The study has also some limitations. Findings are based on self-reported data with no validation undertaken. SRHS is genuinely a subjective measure of one's health, but the number of visits to a doctor could have been externally validated. Furthermore, cross-sectional approaches allow conclusions about associations, not causations. It could be that observed associations are reinforced by reversed causality, whereby not only a given behaviour or condition leads to a decreased SRHS, but also a decreased SRHS influences the behaviour/condition. Since this inquiry examined only one university per country, differences between countries could be in fact differences between universities. The questionnaire did not contain a direct question assessing the presence of severe, acute, or chronic illness. Instead, we used the number of visits to a medical doctor as a proxy for having such illnesses (> 2 visits in last 6 months). This could have had two effects: first, some students could have consulted a doctor more often without having a severe, acute, or chronic illness; conversely, some of chronically ill patients may not see a doctor as frequently (e.g. when on stable medication). Also, some students may have repeatedly visited a doctor because of mental health conditions.

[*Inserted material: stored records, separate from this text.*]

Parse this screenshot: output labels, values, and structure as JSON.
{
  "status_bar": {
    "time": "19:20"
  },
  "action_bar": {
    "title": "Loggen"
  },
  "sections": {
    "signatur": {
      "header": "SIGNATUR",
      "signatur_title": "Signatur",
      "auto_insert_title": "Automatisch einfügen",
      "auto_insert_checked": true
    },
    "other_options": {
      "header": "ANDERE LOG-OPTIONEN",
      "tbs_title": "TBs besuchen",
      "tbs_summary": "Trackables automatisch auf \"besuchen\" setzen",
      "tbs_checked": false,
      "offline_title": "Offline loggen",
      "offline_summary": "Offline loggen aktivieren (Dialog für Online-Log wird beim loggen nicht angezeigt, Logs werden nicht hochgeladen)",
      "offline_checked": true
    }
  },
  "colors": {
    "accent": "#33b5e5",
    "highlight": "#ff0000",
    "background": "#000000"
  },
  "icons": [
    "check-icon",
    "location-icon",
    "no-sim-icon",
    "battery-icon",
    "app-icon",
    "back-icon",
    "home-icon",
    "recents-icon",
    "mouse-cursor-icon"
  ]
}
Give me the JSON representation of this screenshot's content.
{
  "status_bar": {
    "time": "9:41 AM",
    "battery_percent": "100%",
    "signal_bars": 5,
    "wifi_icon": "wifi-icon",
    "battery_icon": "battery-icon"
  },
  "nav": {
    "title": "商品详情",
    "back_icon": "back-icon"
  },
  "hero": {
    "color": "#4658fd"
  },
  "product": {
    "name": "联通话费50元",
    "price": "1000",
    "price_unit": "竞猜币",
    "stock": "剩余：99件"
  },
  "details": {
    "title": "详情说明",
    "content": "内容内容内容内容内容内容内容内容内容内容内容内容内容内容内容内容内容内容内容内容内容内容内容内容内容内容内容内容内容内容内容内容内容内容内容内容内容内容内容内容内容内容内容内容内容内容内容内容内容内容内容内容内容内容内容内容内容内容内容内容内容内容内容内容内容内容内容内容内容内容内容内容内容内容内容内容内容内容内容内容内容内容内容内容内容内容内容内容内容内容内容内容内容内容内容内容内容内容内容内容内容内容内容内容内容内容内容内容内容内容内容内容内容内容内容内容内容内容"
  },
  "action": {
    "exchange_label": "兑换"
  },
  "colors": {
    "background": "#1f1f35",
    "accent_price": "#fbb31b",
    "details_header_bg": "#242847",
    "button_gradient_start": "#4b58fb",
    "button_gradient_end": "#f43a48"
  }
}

However, despite some potential misclassification, students experiencing illness are more likely to be found in the group visiting doctors more frequently and vice versa. For the statistical analysis we used the framework of a general linear model despite the outcome variable having only five discrete values, implicitly assuming that the differences between subsequent values of the scale were equal and that the normal residual error was well approximated.